While bills that were introduced in the House Corrections and Juvenile Justice Committee received hearings, they died in committee. SB 384, which would have required the Kansas State Department of Education (KSDE) and DCF to prepare an annual academic report card on educational outcome data regarding foster care students, was amended and passed out favorably by both the House and Senate Education Committees but was stricken from the House calendar on May 1. The bill was introduced again on June 3 as a part of Special Session SB 5 and was passed out favorably by the Senate Education Committee on June 4 but died on General Orders. Although neither bill passed, Gov. Kelly issued EO 20-53 on July 7, 2020, directing DCF, in collaboration with KSDE, to produce an “Annual Academic Report Card” for children in DCF custody that includes the educational outcome data included in the bills.
On June 18, 2020, the Legislative Coordinating Council approved the creation of the Special Committee for Foster Care Oversight Interim Committee. The committee, which will be chaired by Rep. Susan Concannon, will seek input from “families, social workers, and other stakeholders on progress and shortfalls in the State’s child welfare system” and make recommendations to the Legislature on additional improvements and oversight needed to improve the system.
Health Insurance Regulation

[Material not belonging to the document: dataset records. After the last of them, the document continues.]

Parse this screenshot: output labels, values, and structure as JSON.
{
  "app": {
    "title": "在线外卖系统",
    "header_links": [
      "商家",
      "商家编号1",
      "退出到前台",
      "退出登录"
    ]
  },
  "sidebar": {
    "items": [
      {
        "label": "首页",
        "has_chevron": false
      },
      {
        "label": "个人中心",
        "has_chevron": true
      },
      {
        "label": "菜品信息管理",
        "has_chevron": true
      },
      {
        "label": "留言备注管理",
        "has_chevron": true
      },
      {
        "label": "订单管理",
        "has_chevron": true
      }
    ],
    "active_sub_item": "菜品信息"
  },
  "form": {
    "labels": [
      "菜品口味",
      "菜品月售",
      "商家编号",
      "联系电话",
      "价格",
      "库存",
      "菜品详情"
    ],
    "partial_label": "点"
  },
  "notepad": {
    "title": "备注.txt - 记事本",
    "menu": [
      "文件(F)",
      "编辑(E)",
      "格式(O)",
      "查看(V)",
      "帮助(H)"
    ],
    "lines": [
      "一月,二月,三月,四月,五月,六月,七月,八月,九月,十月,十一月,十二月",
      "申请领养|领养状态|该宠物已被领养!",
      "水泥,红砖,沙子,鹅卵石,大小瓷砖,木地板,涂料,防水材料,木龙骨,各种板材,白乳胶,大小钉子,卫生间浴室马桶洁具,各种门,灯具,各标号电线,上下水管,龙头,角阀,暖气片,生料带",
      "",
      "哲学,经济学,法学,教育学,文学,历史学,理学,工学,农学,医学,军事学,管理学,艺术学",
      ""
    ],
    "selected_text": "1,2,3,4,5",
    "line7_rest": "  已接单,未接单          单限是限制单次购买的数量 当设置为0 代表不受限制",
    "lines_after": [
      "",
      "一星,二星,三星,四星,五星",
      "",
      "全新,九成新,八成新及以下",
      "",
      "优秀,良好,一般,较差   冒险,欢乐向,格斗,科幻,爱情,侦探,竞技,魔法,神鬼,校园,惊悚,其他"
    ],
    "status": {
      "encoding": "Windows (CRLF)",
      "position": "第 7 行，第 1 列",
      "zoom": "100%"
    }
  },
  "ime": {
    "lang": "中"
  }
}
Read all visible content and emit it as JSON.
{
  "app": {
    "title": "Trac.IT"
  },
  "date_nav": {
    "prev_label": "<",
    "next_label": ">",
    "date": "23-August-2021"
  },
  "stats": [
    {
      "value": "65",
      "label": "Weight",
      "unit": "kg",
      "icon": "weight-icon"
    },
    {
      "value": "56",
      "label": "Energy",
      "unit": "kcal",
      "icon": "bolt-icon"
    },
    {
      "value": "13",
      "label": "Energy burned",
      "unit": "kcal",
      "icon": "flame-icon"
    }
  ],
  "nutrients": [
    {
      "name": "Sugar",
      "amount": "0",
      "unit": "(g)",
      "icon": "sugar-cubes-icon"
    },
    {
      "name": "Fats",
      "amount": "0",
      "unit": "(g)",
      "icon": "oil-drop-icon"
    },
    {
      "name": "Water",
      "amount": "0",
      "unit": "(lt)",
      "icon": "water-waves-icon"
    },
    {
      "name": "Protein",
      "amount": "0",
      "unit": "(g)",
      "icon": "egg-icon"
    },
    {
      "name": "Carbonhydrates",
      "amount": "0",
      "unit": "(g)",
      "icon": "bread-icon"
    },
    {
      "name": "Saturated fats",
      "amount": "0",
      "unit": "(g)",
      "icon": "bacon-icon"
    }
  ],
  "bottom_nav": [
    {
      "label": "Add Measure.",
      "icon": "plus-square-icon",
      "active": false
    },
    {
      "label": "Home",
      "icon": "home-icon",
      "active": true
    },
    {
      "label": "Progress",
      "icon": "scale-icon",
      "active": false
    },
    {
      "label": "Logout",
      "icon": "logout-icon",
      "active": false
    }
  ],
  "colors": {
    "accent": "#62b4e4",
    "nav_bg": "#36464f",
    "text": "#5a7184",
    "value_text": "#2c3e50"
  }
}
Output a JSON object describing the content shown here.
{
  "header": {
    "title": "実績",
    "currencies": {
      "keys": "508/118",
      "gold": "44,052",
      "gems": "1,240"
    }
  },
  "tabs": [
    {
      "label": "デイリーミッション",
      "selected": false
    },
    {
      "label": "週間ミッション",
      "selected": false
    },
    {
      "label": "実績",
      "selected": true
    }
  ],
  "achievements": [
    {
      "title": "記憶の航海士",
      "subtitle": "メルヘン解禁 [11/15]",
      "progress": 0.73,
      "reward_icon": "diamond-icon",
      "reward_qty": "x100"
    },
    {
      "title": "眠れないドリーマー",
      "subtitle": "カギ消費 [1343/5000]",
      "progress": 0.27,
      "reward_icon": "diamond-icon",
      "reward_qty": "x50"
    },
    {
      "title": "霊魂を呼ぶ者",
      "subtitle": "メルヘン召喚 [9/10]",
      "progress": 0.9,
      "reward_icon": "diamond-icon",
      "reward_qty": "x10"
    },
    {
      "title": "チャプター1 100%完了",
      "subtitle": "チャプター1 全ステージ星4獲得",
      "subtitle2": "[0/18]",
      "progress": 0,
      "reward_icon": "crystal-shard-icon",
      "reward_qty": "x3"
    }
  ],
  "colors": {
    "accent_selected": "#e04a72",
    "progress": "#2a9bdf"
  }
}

The House Insurance Committee, chaired by Rep. Jene Vickrey, considered a handful of health insurance-related bills during the session, but none passed out of committee. HB 2053, which would have amended existing law to extend the permissible term of short-term, limited duration insurance (STLDI) to a policy period of less than 12 months, allow renewal or extension of the policies for periods up to a maximum of 36 months in duration, and require insurance companies issuing the policies to disclose specified information in their contracts and application materials notifying consumers that the coverage is not required to comply with the federal requirements for health insurance contained in the Affordable Care Act (ACA), received a hearing on January 21. While Kansas law currently allows this type of policy to be for a term of six months with only one renewal, the provisions of the bill were intended to conform Kansas law to federal regulations finalized by the Trump administration in 2018. The committee amended the consumer notice provisions of the bill on February 19 and recommended the bill be passed on February 21, but it was stricken from the House Calendar on February 27.